I’m with Le Guin in thinking that it’s often about snobbery; exclusionary terms such as literary fiction (suggesting anything else is decidedly un-literary?) persist. It can also be found in the Hard/Soft SF debates, which boiled down to male authors jealously trying to keep ‘their’ genre – what it read and looked like – to themselves. Science fiction’s past is littered with prejudices, leading so brilliant an author as Octavia E. Butler to ask: “Should a woman who is black have to spend her writing life wondering whether the praise or criticism she is receiving comes because of her sex, or her color, or because her work is deserving of it?” And to ponder: “Why aren’t there more SF Black writers? There aren’t because there aren’t. What we don’t see, we assume can’t be. What a destructive assumption.”

Here I must hold my own hands up and issue an admission. For many years, I dismissed Ursula K Le Guin as a writer of ‘mere fantasy’. That is until I read her novella The Word for World is Forest. I had been missing out all this time due to my own preconceptions of what I’d long thought a childish, superficial and limited genre reliant on the spectacle of magic spells, dragons and god knows what else for its enduring popularity. There are, as with anything, good, bad and indifferent examples of fantasy. In Le Guin’s hands, it is a genre of great, vividly told stories, full of big ideas and urgent questions to do with how we understand and negotiate the world.

“It’s not my job as a writer to make life easy for anybody”

I turn to Le Guin once more here, who understands classification, ultimately, as “a concept which could have served as a useful distinction of various kinds of fiction, [which] has been degraded into a disguise for mere value-judgement.” And that “The various ‘genres’ are now mainly commercial product-labels to make life easy for lazy readers, lazy critics, and the Sales Department for publishers.” She concludes: “It’s not my job as a writer to make life easy for anybody. Including myself.”
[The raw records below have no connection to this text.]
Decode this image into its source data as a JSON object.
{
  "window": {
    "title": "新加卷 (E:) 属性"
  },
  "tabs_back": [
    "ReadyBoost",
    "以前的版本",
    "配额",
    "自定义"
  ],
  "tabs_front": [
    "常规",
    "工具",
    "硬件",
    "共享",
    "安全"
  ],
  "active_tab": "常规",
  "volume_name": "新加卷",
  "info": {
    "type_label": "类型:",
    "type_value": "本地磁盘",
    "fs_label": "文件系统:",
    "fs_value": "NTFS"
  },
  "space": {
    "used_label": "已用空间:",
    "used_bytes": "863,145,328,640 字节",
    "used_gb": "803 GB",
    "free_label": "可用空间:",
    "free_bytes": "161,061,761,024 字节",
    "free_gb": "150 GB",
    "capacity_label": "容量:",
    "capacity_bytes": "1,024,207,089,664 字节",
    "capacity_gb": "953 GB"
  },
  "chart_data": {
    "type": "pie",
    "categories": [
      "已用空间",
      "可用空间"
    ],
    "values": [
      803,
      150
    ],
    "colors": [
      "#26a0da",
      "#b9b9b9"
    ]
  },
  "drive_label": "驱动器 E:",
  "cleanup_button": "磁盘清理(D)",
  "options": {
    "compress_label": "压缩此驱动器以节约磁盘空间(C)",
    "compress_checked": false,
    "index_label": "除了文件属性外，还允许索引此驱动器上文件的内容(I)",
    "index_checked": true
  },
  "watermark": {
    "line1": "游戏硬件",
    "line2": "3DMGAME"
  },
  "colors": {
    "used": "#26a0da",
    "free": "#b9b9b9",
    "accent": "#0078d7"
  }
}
Whatever our definitions, and I think it’s clear by now this can be quite subjective, genre boundaries are constantly shifting and being challenged. Sherryl Vint asks: “Which is the ‘real’ sf, or, if they are all equally but differently sf, what is this genre?” It’s a good question – one I’ll continue to enjoy ruminating on as a fan of whatever this wonderful, probing and ever-evolving thing we call science fiction is.

Mike Pinnington

Further Reading: Introducing: Science Fiction Collections Curator Thomas Dillon; What is Science Fiction for?|Nalo Hopkinson

Images/media: Rod Long on Unsplash; cover artwork for Science Fiction: Voyage to the Edge of Imagination

Posted on 31/05/2024 by thedoublenegative